> [MATERIAL SHOWN]:
• • • •

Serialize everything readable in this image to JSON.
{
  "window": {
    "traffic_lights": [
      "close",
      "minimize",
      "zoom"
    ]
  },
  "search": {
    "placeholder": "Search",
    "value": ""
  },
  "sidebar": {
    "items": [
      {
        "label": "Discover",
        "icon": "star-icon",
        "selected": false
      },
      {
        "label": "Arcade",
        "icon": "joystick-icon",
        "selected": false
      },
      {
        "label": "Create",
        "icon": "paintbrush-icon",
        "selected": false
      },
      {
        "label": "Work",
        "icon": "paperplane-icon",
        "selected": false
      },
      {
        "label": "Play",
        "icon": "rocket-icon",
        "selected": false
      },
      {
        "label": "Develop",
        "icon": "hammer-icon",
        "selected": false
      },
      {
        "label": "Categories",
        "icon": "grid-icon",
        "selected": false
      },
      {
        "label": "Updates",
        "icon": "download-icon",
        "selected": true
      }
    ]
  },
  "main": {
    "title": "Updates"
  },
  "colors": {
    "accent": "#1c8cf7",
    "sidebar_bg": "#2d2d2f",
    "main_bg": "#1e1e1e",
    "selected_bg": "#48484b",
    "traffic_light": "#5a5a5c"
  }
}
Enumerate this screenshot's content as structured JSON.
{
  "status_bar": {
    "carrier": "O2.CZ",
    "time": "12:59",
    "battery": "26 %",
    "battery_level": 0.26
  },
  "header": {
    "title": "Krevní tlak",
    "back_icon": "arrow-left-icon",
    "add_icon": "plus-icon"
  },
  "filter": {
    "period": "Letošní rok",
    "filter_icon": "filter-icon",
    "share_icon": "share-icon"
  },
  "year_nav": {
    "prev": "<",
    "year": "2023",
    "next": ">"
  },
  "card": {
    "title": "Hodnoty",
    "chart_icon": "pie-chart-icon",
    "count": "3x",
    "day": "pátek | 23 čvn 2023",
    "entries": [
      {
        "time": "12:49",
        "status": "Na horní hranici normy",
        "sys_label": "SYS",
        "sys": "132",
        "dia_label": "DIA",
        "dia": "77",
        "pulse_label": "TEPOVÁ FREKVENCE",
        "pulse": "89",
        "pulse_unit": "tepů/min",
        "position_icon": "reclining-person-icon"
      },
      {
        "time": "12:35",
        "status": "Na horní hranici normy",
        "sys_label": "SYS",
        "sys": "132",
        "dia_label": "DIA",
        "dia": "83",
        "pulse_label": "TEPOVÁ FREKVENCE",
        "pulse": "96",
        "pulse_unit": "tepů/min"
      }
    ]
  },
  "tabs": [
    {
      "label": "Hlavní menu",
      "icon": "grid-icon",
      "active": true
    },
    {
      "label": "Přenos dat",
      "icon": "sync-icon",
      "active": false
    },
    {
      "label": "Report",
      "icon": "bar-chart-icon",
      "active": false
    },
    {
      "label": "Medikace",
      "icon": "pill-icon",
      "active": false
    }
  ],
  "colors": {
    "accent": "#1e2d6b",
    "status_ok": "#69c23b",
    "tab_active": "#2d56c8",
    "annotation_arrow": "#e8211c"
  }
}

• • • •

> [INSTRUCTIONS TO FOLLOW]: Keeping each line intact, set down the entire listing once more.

> [ANSWER TO THE EXERCISE]:
Serialize everything readable in this image to JSON.
{
  "window": {
    "traffic_lights": [
      "close",
      "minimize",
      "zoom"
    ]
  },
  "search": {
    "placeholder": "Search",
    "value": ""
  },
  "sidebar": {
    "items": [
      {
        "label": "Discover",
        "icon": "star-icon",
        "selected": false
      },
      {
        "label": "Arcade",
        "icon": "joystick-icon",
        "selected": false
      },
      {
        "label": "Create",
        "icon": "paintbrush-icon",
        "selected": false
      },
      {
        "label": "Work",
        "icon": "paperplane-icon",
        "selected": false
      },
      {
        "label": "Play",
        "icon": "rocket-icon",
        "selected": false
      },
      {
        "label": "Develop",
        "icon": "hammer-icon",
        "selected": false
      },
      {
        "label": "Categories",
        "icon": "grid-icon",
        "selected": false
      },
      {
        "label": "Updates",
        "icon": "download-icon",
        "selected": true
      }
    ]
  },
  "main": {
    "title": "Updates"
  },
  "colors": {
    "accent": "#1c8cf7",
    "sidebar_bg": "#2d2d2f",
    "main_bg": "#1e1e1e",
    "selected_bg": "#48484b",
    "traffic_light": "#5a5a5c"
  }
}
Enumerate this screenshot's content as structured JSON.
{
  "status_bar": {
    "carrier": "O2.CZ",
    "time": "12:59",
    "battery": "26 %",
    "battery_level": 0.26
  },
  "header": {
    "title": "Krevní tlak",
    "back_icon": "arrow-left-icon",
    "add_icon": "plus-icon"
  },
  "filter": {
    "period": "Letošní rok",
    "filter_icon": "filter-icon",
    "share_icon": "share-icon"
  },
  "year_nav": {
    "prev": "<",
    "year": "2023",
    "next": ">"
  },
  "card": {
    "title": "Hodnoty",
    "chart_icon": "pie-chart-icon",
    "count": "3x",
    "day": "pátek | 23 čvn 2023",
    "entries": [
      {
        "time": "12:49",
        "status": "Na horní hranici normy",
        "sys_label": "SYS",
        "sys": "132",
        "dia_label": "DIA",
        "dia": "77",
        "pulse_label": "TEPOVÁ FREKVENCE",
        "pulse": "89",
        "pulse_unit": "tepů/min",
        "position_icon": "reclining-person-icon"
      },
      {
        "time": "12:35",
        "status": "Na horní hranici normy",
        "sys_label": "SYS",
        "sys": "132",
        "dia_label": "DIA",
        "dia": "83",
        "pulse_label": "TEPOVÁ FREKVENCE",
        "pulse": "96",
        "pulse_unit": "tepů/min"
      }
    ]
  },
  "tabs": [
    {
      "label": "Hlavní menu",
      "icon": "grid-icon",
      "active": true
    },
    {
      "label": "Přenos dat",
      "icon": "sync-icon",
      "active": false
    },
    {
      "label": "Report",
      "icon": "bar-chart-icon",
      "active": false
    },
    {
      "label": "Medikace",
      "icon": "pill-icon",
      "active": false
    }
  ],
  "colors": {
    "accent": "#1e2d6b",
    "status_ok": "#69c23b",
    "tab_active": "#2d56c8",
    "annotation_arrow": "#e8211c"
  }
}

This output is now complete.